[Stored records]

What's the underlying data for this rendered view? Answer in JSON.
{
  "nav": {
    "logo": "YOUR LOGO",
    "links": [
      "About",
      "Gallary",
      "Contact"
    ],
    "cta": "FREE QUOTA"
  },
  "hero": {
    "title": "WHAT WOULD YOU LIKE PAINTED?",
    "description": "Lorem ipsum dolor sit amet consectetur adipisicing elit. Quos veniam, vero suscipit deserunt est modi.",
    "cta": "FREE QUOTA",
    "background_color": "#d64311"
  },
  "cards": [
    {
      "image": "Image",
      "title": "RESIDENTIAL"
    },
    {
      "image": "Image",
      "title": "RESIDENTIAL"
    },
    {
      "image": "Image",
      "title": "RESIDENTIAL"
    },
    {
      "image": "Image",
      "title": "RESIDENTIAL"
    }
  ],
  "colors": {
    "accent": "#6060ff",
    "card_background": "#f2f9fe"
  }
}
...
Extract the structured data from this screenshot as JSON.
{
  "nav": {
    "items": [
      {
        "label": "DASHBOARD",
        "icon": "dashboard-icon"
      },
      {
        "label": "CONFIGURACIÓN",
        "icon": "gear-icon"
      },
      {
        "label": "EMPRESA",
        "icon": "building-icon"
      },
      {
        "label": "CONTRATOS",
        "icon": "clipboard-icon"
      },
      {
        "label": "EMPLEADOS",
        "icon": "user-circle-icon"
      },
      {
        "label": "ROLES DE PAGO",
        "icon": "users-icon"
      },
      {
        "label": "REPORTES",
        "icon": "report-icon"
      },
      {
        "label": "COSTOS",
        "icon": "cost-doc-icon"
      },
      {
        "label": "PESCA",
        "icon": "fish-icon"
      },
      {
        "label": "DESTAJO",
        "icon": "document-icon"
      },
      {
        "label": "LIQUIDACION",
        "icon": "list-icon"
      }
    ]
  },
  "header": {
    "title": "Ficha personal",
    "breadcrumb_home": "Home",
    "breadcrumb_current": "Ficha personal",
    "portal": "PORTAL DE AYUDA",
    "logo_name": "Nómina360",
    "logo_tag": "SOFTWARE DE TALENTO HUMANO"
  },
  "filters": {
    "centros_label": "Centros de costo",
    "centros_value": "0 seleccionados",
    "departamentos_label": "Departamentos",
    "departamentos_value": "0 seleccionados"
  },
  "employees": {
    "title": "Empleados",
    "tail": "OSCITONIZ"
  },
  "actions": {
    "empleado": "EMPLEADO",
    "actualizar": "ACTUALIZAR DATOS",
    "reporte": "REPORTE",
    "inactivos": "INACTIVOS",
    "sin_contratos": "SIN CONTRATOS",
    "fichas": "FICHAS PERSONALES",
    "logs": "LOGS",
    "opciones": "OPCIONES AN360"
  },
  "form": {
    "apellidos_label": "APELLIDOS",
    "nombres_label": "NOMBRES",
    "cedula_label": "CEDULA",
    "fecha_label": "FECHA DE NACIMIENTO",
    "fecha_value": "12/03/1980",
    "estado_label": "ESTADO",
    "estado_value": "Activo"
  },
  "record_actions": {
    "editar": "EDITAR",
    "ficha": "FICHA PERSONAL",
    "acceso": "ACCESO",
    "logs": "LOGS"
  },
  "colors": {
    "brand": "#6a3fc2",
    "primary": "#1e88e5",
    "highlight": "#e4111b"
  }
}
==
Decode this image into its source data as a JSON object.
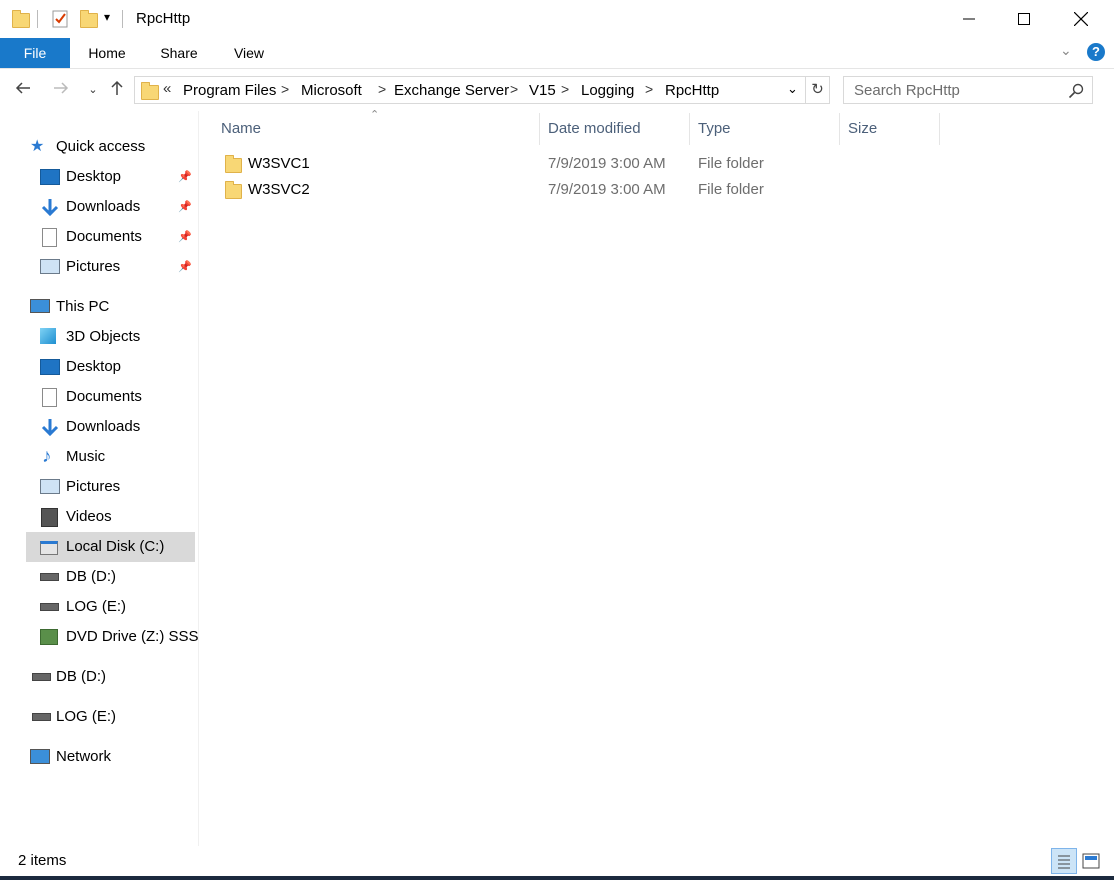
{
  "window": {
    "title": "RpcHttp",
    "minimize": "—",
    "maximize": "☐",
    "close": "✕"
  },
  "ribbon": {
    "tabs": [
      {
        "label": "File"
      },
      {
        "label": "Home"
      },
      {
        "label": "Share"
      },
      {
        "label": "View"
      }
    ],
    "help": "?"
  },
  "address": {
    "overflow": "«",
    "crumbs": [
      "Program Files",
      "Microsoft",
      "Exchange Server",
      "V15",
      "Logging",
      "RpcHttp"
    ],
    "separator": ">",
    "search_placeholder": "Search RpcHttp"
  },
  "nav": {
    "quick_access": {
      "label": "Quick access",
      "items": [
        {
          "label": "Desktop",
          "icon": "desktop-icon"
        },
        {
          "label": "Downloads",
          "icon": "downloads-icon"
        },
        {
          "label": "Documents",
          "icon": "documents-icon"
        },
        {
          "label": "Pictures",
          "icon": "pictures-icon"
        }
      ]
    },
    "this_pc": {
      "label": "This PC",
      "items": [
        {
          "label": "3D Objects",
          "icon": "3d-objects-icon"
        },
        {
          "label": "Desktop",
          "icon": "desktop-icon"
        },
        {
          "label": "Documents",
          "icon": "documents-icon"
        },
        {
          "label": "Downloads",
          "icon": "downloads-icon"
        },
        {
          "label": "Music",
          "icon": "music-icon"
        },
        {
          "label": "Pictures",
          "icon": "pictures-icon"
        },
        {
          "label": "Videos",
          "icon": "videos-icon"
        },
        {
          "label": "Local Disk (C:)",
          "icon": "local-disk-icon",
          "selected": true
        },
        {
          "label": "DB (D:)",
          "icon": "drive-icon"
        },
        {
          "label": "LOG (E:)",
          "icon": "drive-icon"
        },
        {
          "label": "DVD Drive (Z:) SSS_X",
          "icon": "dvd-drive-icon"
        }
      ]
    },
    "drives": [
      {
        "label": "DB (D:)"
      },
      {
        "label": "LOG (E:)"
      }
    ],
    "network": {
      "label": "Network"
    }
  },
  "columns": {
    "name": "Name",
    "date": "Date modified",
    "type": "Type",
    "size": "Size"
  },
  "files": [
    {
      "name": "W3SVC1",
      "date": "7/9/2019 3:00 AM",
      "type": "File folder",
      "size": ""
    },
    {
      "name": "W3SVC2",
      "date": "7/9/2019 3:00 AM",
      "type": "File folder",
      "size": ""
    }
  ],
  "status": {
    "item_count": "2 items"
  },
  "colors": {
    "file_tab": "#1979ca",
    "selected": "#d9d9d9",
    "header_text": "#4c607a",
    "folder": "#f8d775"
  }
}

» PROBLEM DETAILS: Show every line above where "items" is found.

» FINAL ANSWER:
    "items": [
      "items": [
      "items": [
    "item_count": "2 items"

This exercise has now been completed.